Problem requirements: Where in the listing does the word "title" appear? Report each line that holds it.

·····

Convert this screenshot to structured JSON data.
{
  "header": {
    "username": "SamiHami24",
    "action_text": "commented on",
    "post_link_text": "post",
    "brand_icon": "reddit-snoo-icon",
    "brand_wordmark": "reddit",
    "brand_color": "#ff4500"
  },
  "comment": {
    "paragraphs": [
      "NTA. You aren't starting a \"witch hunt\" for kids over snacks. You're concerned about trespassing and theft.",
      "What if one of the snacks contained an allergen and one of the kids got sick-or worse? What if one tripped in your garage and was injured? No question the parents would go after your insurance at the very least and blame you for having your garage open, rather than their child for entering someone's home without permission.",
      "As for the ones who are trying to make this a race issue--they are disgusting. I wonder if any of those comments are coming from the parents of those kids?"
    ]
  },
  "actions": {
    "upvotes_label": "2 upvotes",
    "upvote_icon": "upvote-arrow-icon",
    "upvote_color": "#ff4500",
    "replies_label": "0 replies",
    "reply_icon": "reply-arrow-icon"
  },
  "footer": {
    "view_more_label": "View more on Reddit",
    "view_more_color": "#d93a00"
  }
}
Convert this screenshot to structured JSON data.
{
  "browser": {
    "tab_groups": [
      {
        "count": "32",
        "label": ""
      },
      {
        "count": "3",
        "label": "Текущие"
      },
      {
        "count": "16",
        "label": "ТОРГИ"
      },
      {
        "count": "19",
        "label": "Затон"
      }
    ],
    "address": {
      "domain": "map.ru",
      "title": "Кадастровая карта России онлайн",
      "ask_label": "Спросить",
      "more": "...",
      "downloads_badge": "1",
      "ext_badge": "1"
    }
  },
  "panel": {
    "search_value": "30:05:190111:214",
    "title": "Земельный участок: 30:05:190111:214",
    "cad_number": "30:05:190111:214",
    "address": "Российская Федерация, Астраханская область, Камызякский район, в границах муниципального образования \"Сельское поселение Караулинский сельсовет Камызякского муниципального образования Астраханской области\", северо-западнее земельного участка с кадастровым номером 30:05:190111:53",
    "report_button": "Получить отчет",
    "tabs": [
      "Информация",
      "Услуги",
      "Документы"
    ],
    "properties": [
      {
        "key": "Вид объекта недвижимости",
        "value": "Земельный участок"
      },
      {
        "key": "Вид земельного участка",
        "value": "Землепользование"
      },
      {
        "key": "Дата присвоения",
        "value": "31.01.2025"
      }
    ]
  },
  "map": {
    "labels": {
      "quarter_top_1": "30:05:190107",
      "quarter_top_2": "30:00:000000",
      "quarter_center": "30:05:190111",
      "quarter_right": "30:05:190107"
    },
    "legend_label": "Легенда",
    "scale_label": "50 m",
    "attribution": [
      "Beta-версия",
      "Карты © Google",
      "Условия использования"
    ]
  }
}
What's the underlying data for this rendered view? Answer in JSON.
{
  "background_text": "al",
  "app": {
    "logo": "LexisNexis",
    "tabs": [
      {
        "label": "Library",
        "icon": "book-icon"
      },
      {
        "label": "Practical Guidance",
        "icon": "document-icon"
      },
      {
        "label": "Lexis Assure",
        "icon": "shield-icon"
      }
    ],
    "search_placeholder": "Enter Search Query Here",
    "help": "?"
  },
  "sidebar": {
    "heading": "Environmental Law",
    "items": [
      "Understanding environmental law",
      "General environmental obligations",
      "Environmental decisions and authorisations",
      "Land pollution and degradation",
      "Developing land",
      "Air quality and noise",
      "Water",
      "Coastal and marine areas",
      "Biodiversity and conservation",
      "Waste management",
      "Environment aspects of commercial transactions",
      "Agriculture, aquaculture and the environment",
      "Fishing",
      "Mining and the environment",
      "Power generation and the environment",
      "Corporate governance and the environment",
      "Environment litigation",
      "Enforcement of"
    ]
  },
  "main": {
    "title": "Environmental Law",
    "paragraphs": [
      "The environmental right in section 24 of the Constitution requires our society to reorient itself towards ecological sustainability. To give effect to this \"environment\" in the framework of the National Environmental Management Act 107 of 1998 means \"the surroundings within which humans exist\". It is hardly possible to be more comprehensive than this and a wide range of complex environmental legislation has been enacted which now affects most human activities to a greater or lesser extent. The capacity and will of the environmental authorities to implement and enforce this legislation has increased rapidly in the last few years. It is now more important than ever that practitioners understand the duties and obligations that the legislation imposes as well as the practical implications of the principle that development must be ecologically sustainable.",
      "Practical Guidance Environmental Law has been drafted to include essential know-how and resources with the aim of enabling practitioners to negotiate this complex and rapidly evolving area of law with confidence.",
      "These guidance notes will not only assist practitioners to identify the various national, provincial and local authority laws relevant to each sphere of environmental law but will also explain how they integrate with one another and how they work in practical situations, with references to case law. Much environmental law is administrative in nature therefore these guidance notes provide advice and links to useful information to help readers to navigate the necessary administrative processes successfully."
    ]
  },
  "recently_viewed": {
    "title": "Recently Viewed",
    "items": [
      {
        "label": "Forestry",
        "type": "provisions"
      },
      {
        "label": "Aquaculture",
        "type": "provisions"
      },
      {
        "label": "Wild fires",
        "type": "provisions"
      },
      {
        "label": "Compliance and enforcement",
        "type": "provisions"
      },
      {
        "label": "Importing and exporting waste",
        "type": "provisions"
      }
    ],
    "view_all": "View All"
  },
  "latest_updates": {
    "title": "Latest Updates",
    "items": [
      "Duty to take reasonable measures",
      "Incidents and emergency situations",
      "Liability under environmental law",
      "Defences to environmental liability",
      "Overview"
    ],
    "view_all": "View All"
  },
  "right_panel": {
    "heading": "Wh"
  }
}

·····

Result of this task:
      "title": "Кадастровая карта России онлайн",
    "title": "Земельный участок: 30:05:190111:214",
    "title": "Environmental Law",
    "title": "Recently Viewed",
    "title": "Latest Updates",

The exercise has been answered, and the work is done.